**I was also busy having my ability to write readable prose beaten out of me by the necessity of learning to write academic prose. It took me years to get over that.

***Note that this is very close to the question authors hate, "Are you writing anything now?" If one is a writer, one is of course working on something now. And if by any chance one isn't (writers block or life interferes, or something), one really doesn't want to be reminded. But "when is the next book due?" is a totally flattering question that feeds our pathetic authorial egos and soothes the ravenous insecurity-monster.

****Not enough to make me rich, but enough to keep me in coffee. That's worth something, right?

©Rebecca M. Douglass, 2015

Monday, July 27, 2015

YA Review: Under the Empyrean Sky, by Chuck Wendig

I've been following Chuck Wendig's blog for a long time now, gleaning writerly wisdom and writing prompts for my flash fiction. I've read and enjoyed (and written about) his writing book, The Kick-Ass Writer. Now I've read the first book in his dystopian Young Adult Heartland Trilogy.

Title: Under the Empyrean Sky (Heartland Trilogy #1)
Author: Chuck Wendig
Publisher: Skyscape, 2013. 354 pages.
Source: I think I picked this one up on a free or cheap day at Amazon.

Publisher's Summary:
Corn is king in the Heartland, and Cael McAvoy has had enough of it. It’s the only crop the Empyrean government allows the people of the Heartland to grow — and the genetically modified strain is so aggressive that it takes everything the Heartlanders have just to control it. As captain of the Big Sky Scavengers, Cael and his crew sail their rickety ship over the corn day after day, scavenging for valuables, trying to earn much-needed ace notes for their families. But Cael’s tired of surviving life on the ground while the Empyrean elite drift by above in their extravagant sky flotillas. He’s sick of the mayor’s son besting Cael’s crew in the scavenging game. And he’s worried about losing Gwennie — his first mate and the love of his life — forever when their government-chosen spouses are revealed. But most of all, Cael is angry — angry that their lot in life will never get better and that his father doesn’t seem upset about any of it. Cael’s ready to make his own luck . . . even if it means bringing down the wrath of the Empyrean elite and changing life in the Heartland forever.

My Review: 
As my regular readers know, I don't do a lot of YA books, and one reason is that they are often more violent and dystopian than I like.
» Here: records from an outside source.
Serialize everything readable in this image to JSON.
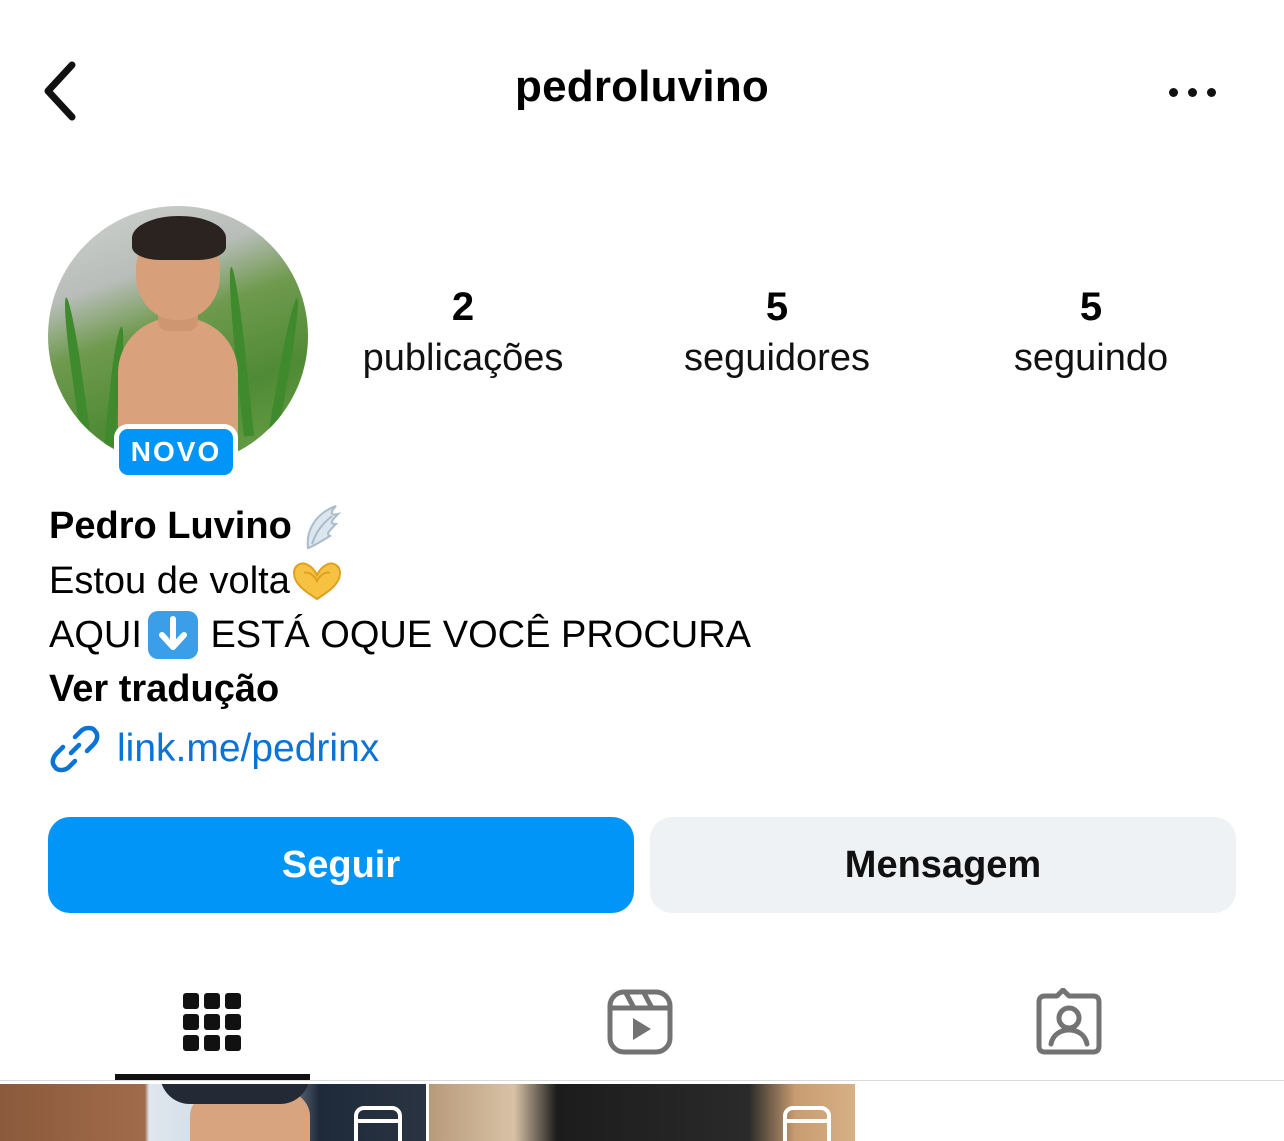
{
  "header": {
    "username": "pedroluvino"
  },
  "profile": {
    "new_badge": "NOVO",
    "stats": {
      "posts_count": "2",
      "posts_label": "publicações",
      "followers_count": "5",
      "followers_label": "seguidores",
      "following_count": "5",
      "following_label": "seguindo"
    },
    "display_name": "Pedro Luvino",
    "bio_line_1": "Estou de volta",
    "bio_line_2_prefix": "AQUI",
    "bio_line_2_suffix": " ESTÁ OQUE VOCÊ PROCURA",
    "translate_label": "Ver tradução",
    "link": "link.me/pedrinx"
  },
  "actions": {
    "follow_label": "Seguir",
    "message_label": "Mensagem"
  },
  "tabs": [
    {
      "icon": "grid-icon",
      "active": true
    },
    {
      "icon": "reels-icon",
      "active": false
    },
    {
      "icon": "tagged-icon",
      "active": false
    }
  ],
  "posts": [
    {
      "type": "reel",
      "icon": "reels-icon"
    },
    {
      "type": "reel",
      "icon": "reels-icon"
    }
  ],
  "colors": {
    "primary_blue": "#0095f6",
    "link_blue": "#0a73d6",
    "secondary_button": "#eff2f5"
  }
}
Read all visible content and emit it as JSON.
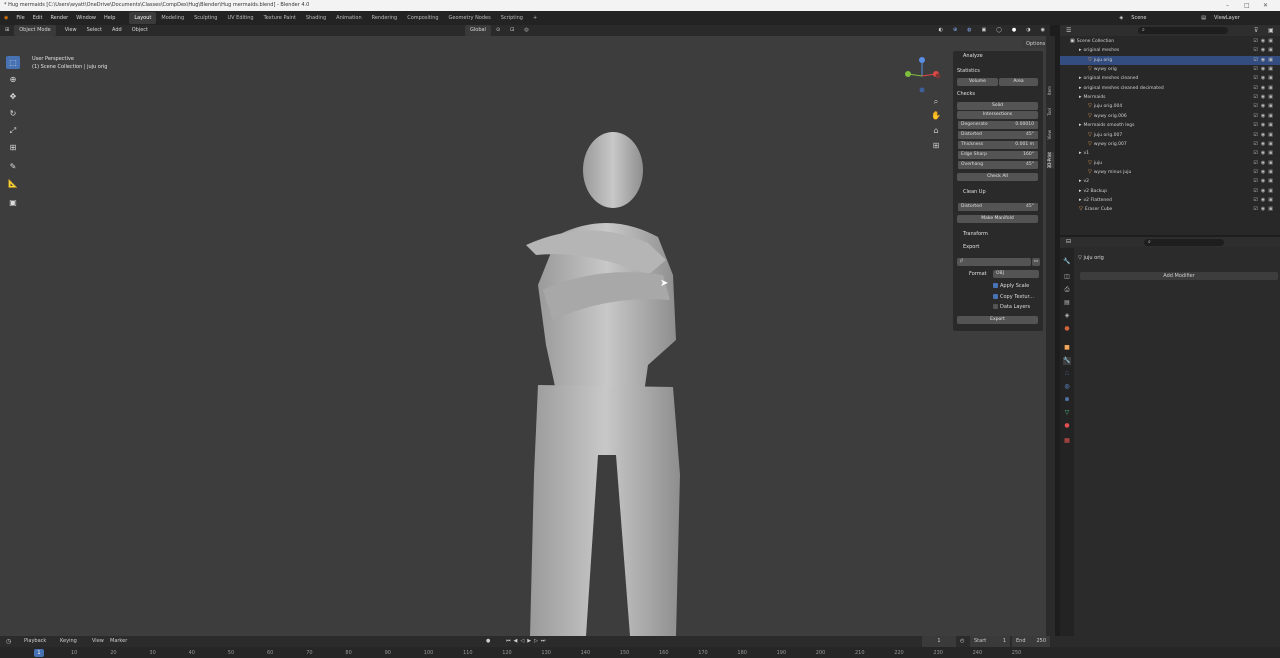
{
  "titlebar": {
    "text": "* Hug mermaids [C:\\Users\\wyatt\\OneDrive\\Documents\\Classes\\CompDes\\Hug\\Blender\\Hug mermaids.blend] - Blender 4.0",
    "min": "–",
    "max": "□",
    "close": "✕"
  },
  "menu": {
    "items": [
      "File",
      "Edit",
      "Render",
      "Window",
      "Help"
    ]
  },
  "workspaces": [
    "Layout",
    "Modeling",
    "Sculpting",
    "UV Editing",
    "Texture Paint",
    "Shading",
    "Animation",
    "Rendering",
    "Compositing",
    "Geometry Nodes",
    "Scripting",
    "+"
  ],
  "scene": {
    "label": "Scene",
    "view_layer": "ViewLayer"
  },
  "viewport_header": {
    "mode": "Object Mode",
    "items": [
      "View",
      "Select",
      "Add",
      "Object"
    ],
    "orientation": "Global",
    "options": "Options"
  },
  "overlay": {
    "line1": "User Perspective",
    "line2": "(1) Scene Collection | juju orig"
  },
  "npanel": {
    "analyze": "Analyze",
    "statistics": "Statistics",
    "volume": "Volume",
    "area": "Area",
    "checks": "Checks",
    "solid": "Solid",
    "intersections": "Intersections",
    "rows": [
      {
        "k": "Degenerate",
        "v": "0.00010"
      },
      {
        "k": "Distorted",
        "v": "45°"
      },
      {
        "k": "Thickness",
        "v": "0.001 m"
      },
      {
        "k": "Edge Sharp",
        "v": "160°"
      },
      {
        "k": "Overhang",
        "v": "45°"
      }
    ],
    "check_all": "Check All",
    "clean_up": "Clean Up",
    "distorted": "Distorted",
    "distorted_val": "45°",
    "make_manifold": "Make Manifold",
    "transform": "Transform",
    "export": "Export",
    "path": "//",
    "format_label": "Format",
    "format_val": "OBJ",
    "apply_scale": "Apply Scale",
    "copy_textures": "Copy Textur...",
    "data_layers": "Data Layers",
    "export_btn": "Export"
  },
  "side_tabs": [
    "Item",
    "Tool",
    "View",
    "3D-Print"
  ],
  "outliner": {
    "search_placeholder": "",
    "rows": [
      {
        "label": "Scene Collection",
        "indent": 0,
        "icon": "▣",
        "color": "#dddddd",
        "sel": false
      },
      {
        "label": "original meshes",
        "indent": 1,
        "icon": "▸",
        "color": "#dddddd",
        "sel": false
      },
      {
        "label": "juju orig",
        "indent": 2,
        "icon": "▽",
        "color": "#f2a65a",
        "sel": true
      },
      {
        "label": "wywy orig",
        "indent": 2,
        "icon": "▽",
        "color": "#f2a65a",
        "sel": false
      },
      {
        "label": "original meshes cleaned",
        "indent": 1,
        "icon": "▸",
        "color": "#dddddd",
        "sel": false
      },
      {
        "label": "original meshes cleaned decimated",
        "indent": 1,
        "icon": "▸",
        "color": "#dddddd",
        "sel": false
      },
      {
        "label": "Mermaids",
        "indent": 1,
        "icon": "▸",
        "color": "#dddddd",
        "sel": false
      },
      {
        "label": "juju orig.004",
        "indent": 2,
        "icon": "▽",
        "color": "#f2a65a",
        "sel": false
      },
      {
        "label": "wywy orig.006",
        "indent": 2,
        "icon": "▽",
        "color": "#f2a65a",
        "sel": false
      },
      {
        "label": "Mermaids smooth legs",
        "indent": 1,
        "icon": "▸",
        "color": "#dddddd",
        "sel": false
      },
      {
        "label": "juju orig.007",
        "indent": 2,
        "icon": "▽",
        "color": "#f2a65a",
        "sel": false
      },
      {
        "label": "wywy orig.007",
        "indent": 2,
        "icon": "▽",
        "color": "#f2a65a",
        "sel": false
      },
      {
        "label": "v1",
        "indent": 1,
        "icon": "▸",
        "color": "#dddddd",
        "sel": false
      },
      {
        "label": "juju",
        "indent": 2,
        "icon": "▽",
        "color": "#f2a65a",
        "sel": false
      },
      {
        "label": "wywy minus juju",
        "indent": 2,
        "icon": "▽",
        "color": "#f2a65a",
        "sel": false
      },
      {
        "label": "v2",
        "indent": 1,
        "icon": "▸",
        "color": "#dddddd",
        "sel": false
      },
      {
        "label": "v2 Backup",
        "indent": 1,
        "icon": "▸",
        "color": "#dddddd",
        "sel": false
      },
      {
        "label": "v2 Flattened",
        "indent": 1,
        "icon": "▸",
        "color": "#dddddd",
        "sel": false
      },
      {
        "label": "Eraser Cube",
        "indent": 1,
        "icon": "▽",
        "color": "#f2a65a",
        "sel": false
      }
    ]
  },
  "properties": {
    "object_name": "juju orig",
    "add_modifier": "Add Modifier"
  },
  "timeline": {
    "items": [
      "Playback",
      "Keying",
      "View",
      "Marker"
    ],
    "current_frame": "1",
    "start_label": "Start",
    "start": "1",
    "end_label": "End",
    "end": "250",
    "ticks": [
      "10",
      "20",
      "30",
      "40",
      "50",
      "60",
      "70",
      "80",
      "90",
      "100",
      "110",
      "120",
      "130",
      "140",
      "150",
      "160",
      "170",
      "180",
      "190",
      "200",
      "210",
      "220",
      "230",
      "240",
      "250"
    ]
  },
  "colors": {
    "accent": "#4772b3",
    "selection": "#334d80",
    "mesh": "#f2a65a",
    "viewport": "#3d3d3d"
  }
}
In many ways, that was true of Under the Empyrean Sky. But it's also a very well-written book.

Here's what I liked: it's a complex story with plot twists I never saw coming (as well as some I did). Teen angst was minimal, because these teens have real nasty lives to deal with. There is a realistic conflict, or at least tension, between Cael and his father. 

What I disliked: This is dark! The Heartland sucks. And there is a lot of violence in the book. Obviously, none of these things is necessarily bad. They just aren't to my taste so much. A more significant criticism is that, as with so many YA novels, a lot of stuff goes wrong because the adults and teens aren't talking to each other. This may be realistic in some ways, but I think those parents need some lessons in parenting, the way they hide stuff from nearly-grown kids, stuff the kids really need to know!

What intrigued me, and will probably make me read on: There's a lot still to learn about this world Wendig has created. I want to know more about it and how it works--especially what's out beyond the Heartland? I do find that I'm almost more interested in that than in the characters, which is not so good.

This is definitely a book for older teens. But I think a lot of older teens will really like it, especially those who are sick of vampires and moony females.

Full Disclosure: I purchased Under the Empyrean Sky, and received nothing from the writer or publisher in exchange for my honest review.  The opinions expressed are my own and those of no one else.  I am disclosing this in accordance with the Federal Trade Commission's 16 CFR, Part 255: "Guides Concerning the Use of Endorsements and Testimonials in Advertising."